══ Available data
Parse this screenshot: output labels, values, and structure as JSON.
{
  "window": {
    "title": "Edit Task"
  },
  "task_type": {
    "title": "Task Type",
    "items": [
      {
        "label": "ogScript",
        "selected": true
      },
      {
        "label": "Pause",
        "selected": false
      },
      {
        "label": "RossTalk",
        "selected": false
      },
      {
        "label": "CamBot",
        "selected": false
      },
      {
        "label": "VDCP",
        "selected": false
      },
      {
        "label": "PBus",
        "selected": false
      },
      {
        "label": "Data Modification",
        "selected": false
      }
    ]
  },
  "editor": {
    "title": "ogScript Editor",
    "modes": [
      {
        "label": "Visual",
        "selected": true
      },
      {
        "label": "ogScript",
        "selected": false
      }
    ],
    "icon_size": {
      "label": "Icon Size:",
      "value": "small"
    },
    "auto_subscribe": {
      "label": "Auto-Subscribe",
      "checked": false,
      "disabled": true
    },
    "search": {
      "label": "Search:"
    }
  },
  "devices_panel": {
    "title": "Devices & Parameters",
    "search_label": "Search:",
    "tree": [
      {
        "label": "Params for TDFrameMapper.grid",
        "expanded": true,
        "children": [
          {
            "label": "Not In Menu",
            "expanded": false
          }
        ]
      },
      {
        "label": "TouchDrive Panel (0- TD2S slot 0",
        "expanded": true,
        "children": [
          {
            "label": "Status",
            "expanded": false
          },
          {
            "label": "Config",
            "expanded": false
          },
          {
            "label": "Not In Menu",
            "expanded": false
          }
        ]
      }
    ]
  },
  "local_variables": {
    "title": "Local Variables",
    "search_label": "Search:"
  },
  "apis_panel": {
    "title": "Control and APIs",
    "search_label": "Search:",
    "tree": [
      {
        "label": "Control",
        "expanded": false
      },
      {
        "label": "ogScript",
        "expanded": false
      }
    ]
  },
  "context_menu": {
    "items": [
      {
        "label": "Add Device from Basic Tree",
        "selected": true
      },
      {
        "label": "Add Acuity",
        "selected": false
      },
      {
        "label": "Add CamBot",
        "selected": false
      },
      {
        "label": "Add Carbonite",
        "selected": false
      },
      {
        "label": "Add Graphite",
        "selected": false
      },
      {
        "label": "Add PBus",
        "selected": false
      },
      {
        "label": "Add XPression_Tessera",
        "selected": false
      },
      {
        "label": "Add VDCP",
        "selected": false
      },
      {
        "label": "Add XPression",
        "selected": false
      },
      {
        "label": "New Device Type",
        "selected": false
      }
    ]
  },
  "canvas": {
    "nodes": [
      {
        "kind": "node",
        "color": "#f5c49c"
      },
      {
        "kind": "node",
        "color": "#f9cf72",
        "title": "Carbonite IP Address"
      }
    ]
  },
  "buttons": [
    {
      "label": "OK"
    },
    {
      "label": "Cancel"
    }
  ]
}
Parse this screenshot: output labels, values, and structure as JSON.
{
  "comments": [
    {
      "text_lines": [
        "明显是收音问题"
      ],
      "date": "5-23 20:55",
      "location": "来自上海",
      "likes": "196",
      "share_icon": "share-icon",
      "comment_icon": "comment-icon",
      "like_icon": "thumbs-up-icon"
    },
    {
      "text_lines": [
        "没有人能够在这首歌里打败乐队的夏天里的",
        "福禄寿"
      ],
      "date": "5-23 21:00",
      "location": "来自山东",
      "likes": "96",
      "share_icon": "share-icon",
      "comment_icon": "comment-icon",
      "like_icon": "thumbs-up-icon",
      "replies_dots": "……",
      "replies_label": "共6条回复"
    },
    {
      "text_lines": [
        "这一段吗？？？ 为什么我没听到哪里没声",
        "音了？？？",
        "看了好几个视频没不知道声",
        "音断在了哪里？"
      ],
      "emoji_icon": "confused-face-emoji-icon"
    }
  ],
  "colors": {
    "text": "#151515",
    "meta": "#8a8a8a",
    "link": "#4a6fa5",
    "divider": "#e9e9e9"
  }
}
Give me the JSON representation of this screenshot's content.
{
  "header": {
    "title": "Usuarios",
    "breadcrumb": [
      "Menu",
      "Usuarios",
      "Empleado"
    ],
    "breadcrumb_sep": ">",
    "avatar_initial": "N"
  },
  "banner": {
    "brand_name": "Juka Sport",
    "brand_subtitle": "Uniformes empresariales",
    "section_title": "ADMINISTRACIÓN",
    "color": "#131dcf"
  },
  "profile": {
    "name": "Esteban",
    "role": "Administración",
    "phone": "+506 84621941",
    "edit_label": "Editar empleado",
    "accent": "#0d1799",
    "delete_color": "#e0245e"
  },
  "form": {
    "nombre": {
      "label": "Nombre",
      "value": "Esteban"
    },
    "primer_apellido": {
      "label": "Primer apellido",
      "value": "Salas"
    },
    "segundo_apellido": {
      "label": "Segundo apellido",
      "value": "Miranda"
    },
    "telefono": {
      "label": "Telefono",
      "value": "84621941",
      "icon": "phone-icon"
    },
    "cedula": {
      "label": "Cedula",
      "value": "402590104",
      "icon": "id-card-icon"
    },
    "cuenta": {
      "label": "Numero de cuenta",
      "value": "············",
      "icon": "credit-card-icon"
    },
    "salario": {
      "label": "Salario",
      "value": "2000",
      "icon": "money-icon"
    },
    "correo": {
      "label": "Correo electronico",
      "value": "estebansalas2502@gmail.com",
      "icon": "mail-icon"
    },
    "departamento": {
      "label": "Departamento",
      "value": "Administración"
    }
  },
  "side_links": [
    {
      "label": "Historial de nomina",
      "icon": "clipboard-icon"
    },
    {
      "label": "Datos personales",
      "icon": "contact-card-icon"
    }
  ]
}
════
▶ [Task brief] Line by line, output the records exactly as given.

▶ [Output for this task]
Parse this screenshot: output labels, values, and structure as JSON.
{
  "window": {
    "title": "Edit Task"
  },
  "task_type": {
    "title": "Task Type",
    "items": [
      {
        "label": "ogScript",
        "selected": true
      },
      {
        "label": "Pause",
        "selected": false
      },
      {
        "label": "RossTalk",
        "selected": false
      },
      {
        "label": "CamBot",
        "selected": false
      },
      {
        "label": "VDCP",
        "selected": false
      },
      {
        "label": "PBus",
        "selected": false
      },
      {
        "label": "Data Modification",
        "selected": false
      }
    ]
  },
  "editor": {
    "title": "ogScript Editor",
    "modes": [
      {
        "label": "Visual",
        "selected": true
      },
      {
        "label": "ogScript",
        "selected": false
      }
    ],
    "icon_size": {
      "label": "Icon Size:",
      "value": "small"
    },
    "auto_subscribe": {
      "label": "Auto-Subscribe",
      "checked": false,
      "disabled": true
    },
    "search": {
      "label": "Search:"
    }
  },
  "devices_panel": {
    "title": "Devices & Parameters",
    "search_label": "Search:",
    "tree": [
      {
        "label": "Params for TDFrameMapper.grid",
        "expanded": true,
        "children": [
          {
            "label": "Not In Menu",
            "expanded": false
          }
        ]
      },
      {
        "label": "TouchDrive Panel (0- TD2S slot 0",
        "expanded": true,
        "children": [
          {
            "label": "Status",
            "expanded": false
          },
          {
            "label": "Config",
            "expanded": false
          },
          {
            "label": "Not In Menu",
            "expanded": false
          }
        ]
      }
    ]
  },
  "local_variables": {
    "title": "Local Variables",
    "search_label": "Search:"
  },
  "apis_panel": {
    "title": "Control and APIs",
    "search_label": "Search:",
    "tree": [
      {
        "label": "Control",
        "expanded": false
      },
      {
        "label": "ogScript",
        "expanded": false
      }
    ]
  },
  "context_menu": {
    "items": [
      {
        "label": "Add Device from Basic Tree",
        "selected": true
      },
      {
        "label": "Add Acuity",
        "selected": false
      },
      {
        "label": "Add CamBot",
        "selected": false
      },
      {
        "label": "Add Carbonite",
        "selected": false
      },
      {
        "label": "Add Graphite",
        "selected": false
      },
      {
        "label": "Add PBus",
        "selected": false
      },
      {
        "label": "Add XPression_Tessera",
        "selected": false
      },
      {
        "label": "Add VDCP",
        "selected": false
      },
      {
        "label": "Add XPression",
        "selected": false
      },
      {
        "label": "New Device Type",
        "selected": false
      }
    ]
  },
  "canvas": {
    "nodes": [
      {
        "kind": "node",
        "color": "#f5c49c"
      },
      {
        "kind": "node",
        "color": "#f9cf72",
        "title": "Carbonite IP Address"
      }
    ]
  },
  "buttons": [
    {
      "label": "OK"
    },
    {
      "label": "Cancel"
    }
  ]
}
Parse this screenshot: output labels, values, and structure as JSON.
{
  "comments": [
    {
      "text_lines": [
        "明显是收音问题"
      ],
      "date": "5-23 20:55",
      "location": "来自上海",
      "likes": "196",
      "share_icon": "share-icon",
      "comment_icon": "comment-icon",
      "like_icon": "thumbs-up-icon"
    },
    {
      "text_lines": [
        "没有人能够在这首歌里打败乐队的夏天里的",
        "福禄寿"
      ],
      "date": "5-23 21:00",
      "location": "来自山东",
      "likes": "96",
      "share_icon": "share-icon",
      "comment_icon": "comment-icon",
      "like_icon": "thumbs-up-icon",
      "replies_dots": "……",
      "replies_label": "共6条回复"
    },
    {
      "text_lines": [
        "这一段吗？？？ 为什么我没听到哪里没声",
        "音了？？？",
        "看了好几个视频没不知道声",
        "音断在了哪里？"
      ],
      "emoji_icon": "confused-face-emoji-icon"
    }
  ],
  "colors": {
    "text": "#151515",
    "meta": "#8a8a8a",
    "link": "#4a6fa5",
    "divider": "#e9e9e9"
  }
}
Give me the JSON representation of this screenshot's content.
{
  "header": {
    "title": "Usuarios",
    "breadcrumb": [
      "Menu",
      "Usuarios",
      "Empleado"
    ],
    "breadcrumb_sep": ">",
    "avatar_initial": "N"
  },
  "banner": {
    "brand_name": "Juka Sport",
    "brand_subtitle": "Uniformes empresariales",
    "section_title": "ADMINISTRACIÓN",
    "color": "#131dcf"
  },
  "profile": {
    "name": "Esteban",
    "role": "Administración",
    "phone": "+506 84621941",
    "edit_label": "Editar empleado",
    "accent": "#0d1799",
    "delete_color": "#e0245e"
  },
  "form": {
    "nombre": {
      "label": "Nombre",
      "value": "Esteban"
    },
    "primer_apellido": {
      "label": "Primer apellido",
      "value": "Salas"
    },
    "segundo_apellido": {
      "label": "Segundo apellido",
      "value": "Miranda"
    },
    "telefono": {
      "label": "Telefono",
      "value": "84621941",
      "icon": "phone-icon"
    },
    "cedula": {
      "label": "Cedula",
      "value": "402590104",
      "icon": "id-card-icon"
    },
    "cuenta": {
      "label": "Numero de cuenta",
      "value": "············",
      "icon": "credit-card-icon"
    },
    "salario": {
      "label": "Salario",
      "value": "2000",
      "icon": "money-icon"
    },
    "correo": {
      "label": "Correo electronico",
      "value": "estebansalas2502@gmail.com",
      "icon": "mail-icon"
    },
    "departamento": {
      "label": "Departamento",
      "value": "Administración"
    }
  },
  "side_links": [
    {
      "label": "Historial de nomina",
      "icon": "clipboard-icon"
    },
    {
      "label": "Datos personales",
      "icon": "contact-card-icon"
    }
  ]
}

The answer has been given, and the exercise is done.